I HAVE been following the discussion in The National, over the last week or so, of the chant which regularly is shouted out by some after the rather uplifting cries for “Independence! Now!”. The phrase is “Tory! Tory! Tory!, Out! Out! Out!” and I am one of the many unhappy with it.

There are legitimate reasons for anger at Scotland’s treatment by Westminster and I have no problems with expressing it. However, like many others, I do not care to be associated with what can inevitably be heard as a form of hate speech against another group of voters – and so potential Yes voters – rather than just the politicians representing them.

On these marches I have often kept shouting for independence when the more questionable chanting commences and, having a good pair of lungs, it has occasionally had the effect of hurriedly moving on an individual leader of the chant equipped with his megaphone.

However, my preferred variation that I try to use sometimes is “Westminster!, Out! Out! Out!”. Something which all on an independence march can surely agree, and sentiments which chime with at least one of those commenting on your letters pages on this.

On the last AUOB march at Stirling a marcher near me had a plastic vuvuzela-type horn – as available fairly cheaply on Amazon – that he seemed to be making good use of whenever the chanting nearby reached the “Tory, Tory, Tory” stage, and that was even more effective. A sufficiently loud whistle or any other loud noise-maker, used judiciously, would be a way for those who wish to disassociate themselves from this aspect of the chanting to do so.

As Neil Mackay says, marches should be self-organising and those who wish to signal that they disassociate themselves from this aspect have as much right to express themselves as those who wish to continue with it. However, surely it would be better if a form of words we could all agree on was used to express at once a legitimate anger and a remedy for our situation.

“Westminster!, Out! Out! Out!” – for Westminster out of Scotland and Scotland out of Westminster – seems to me to fit the bill for that. Especially so now, when the appalling way politics are conducted at Westminster is being so clearly exposed to all.

Mike Wallace

I WOULD like to add my tuppence worth to the ongoing debate between Neil Mackay and others regarding the negative chanting at AUOB marches.

I have been a regular and very enthusiastic attender to the marches almost from the beginning and although some people feel they don’t do a great deal in bringing on board doubters of independence, I personally feel they raise the morale of marchers. They are optimistic and joyful and I love to see the positive response from the bystanders.

However, I am in total agreement with the readers and with Alyn Smith, who have all commented on the constant shouting of “Tories, Tories, Tories, out, out, out!”, particularly through a megaphone. Like them, I find this so negative and off-putting.
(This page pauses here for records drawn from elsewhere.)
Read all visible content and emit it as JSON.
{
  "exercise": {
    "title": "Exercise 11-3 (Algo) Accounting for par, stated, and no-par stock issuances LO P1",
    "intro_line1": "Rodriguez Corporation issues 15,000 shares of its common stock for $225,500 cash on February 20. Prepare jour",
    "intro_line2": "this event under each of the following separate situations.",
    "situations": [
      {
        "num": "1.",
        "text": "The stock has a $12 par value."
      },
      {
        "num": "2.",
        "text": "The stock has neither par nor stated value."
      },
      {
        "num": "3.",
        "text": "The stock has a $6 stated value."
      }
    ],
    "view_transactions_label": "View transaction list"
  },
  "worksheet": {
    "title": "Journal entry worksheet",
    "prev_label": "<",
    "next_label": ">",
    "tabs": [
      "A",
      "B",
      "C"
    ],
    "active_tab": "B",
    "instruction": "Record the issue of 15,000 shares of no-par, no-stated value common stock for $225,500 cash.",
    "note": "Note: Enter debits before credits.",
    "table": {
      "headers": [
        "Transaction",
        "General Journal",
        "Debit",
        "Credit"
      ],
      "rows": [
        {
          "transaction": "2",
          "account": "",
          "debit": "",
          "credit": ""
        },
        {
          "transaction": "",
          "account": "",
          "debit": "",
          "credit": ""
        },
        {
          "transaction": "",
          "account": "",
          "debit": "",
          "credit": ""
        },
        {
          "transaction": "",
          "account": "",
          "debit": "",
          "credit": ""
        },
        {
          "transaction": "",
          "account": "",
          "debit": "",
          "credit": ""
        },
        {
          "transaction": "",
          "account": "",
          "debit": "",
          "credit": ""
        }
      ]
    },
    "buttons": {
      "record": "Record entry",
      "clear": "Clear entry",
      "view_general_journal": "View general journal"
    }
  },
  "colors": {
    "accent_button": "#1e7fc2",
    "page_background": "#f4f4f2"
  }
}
I am not marching to get Tories out of Westminster. I actually don’t care who is in Westminster, to be honest. In fact, if anything, Tories in Westminster can only do our cause good. There may also be some traditional Tories who are seeing that a vote for independence could be a positive step forward.

I notice Neil is encouraging positive chants and music and singing, bright colours and flags.

I’m all for this. Let’s do it and let’s ditch the negativity.

M Giblin
via email

WHEN anyone uses the “nat” word, as a euphemism for Nazi, in reference to the SNP, or suggests that “all nationalists are the same,” I find that a useful retort is: “Those who can’t tell the difference between the politics of Adolf Hitler and the politics of Nicola Sturgeon should not be allowed to vote.” Silence ensues.

Alan Adair

THE Unionists seem to be gearing up on the use of derogatory words for anyone who is not Unionist. The latest buzz word appears to be “separatist” but it seems to be used by those who separated us from the EU, funny that. Prepare for the assault. Why not Scotland?

M Ross

FIRST, my thanks to Jim Taylor (Letters, July 7) highlighting Miriam Cates’s quote. I was unaware of this, and am not at all surprised by the arrogance – but perhaps some of our “undecideds” need to read this relatively young MP speaking of “we in the ruling class”? Next, interesting the delusional BJ was quoted extensively in the media yesterday that he would not stand down because of his “colossal mandate” in 2019. So would that be similar to the Scottish Government mandate which he has continually denied entitles us to a referendum?

Therese Abraham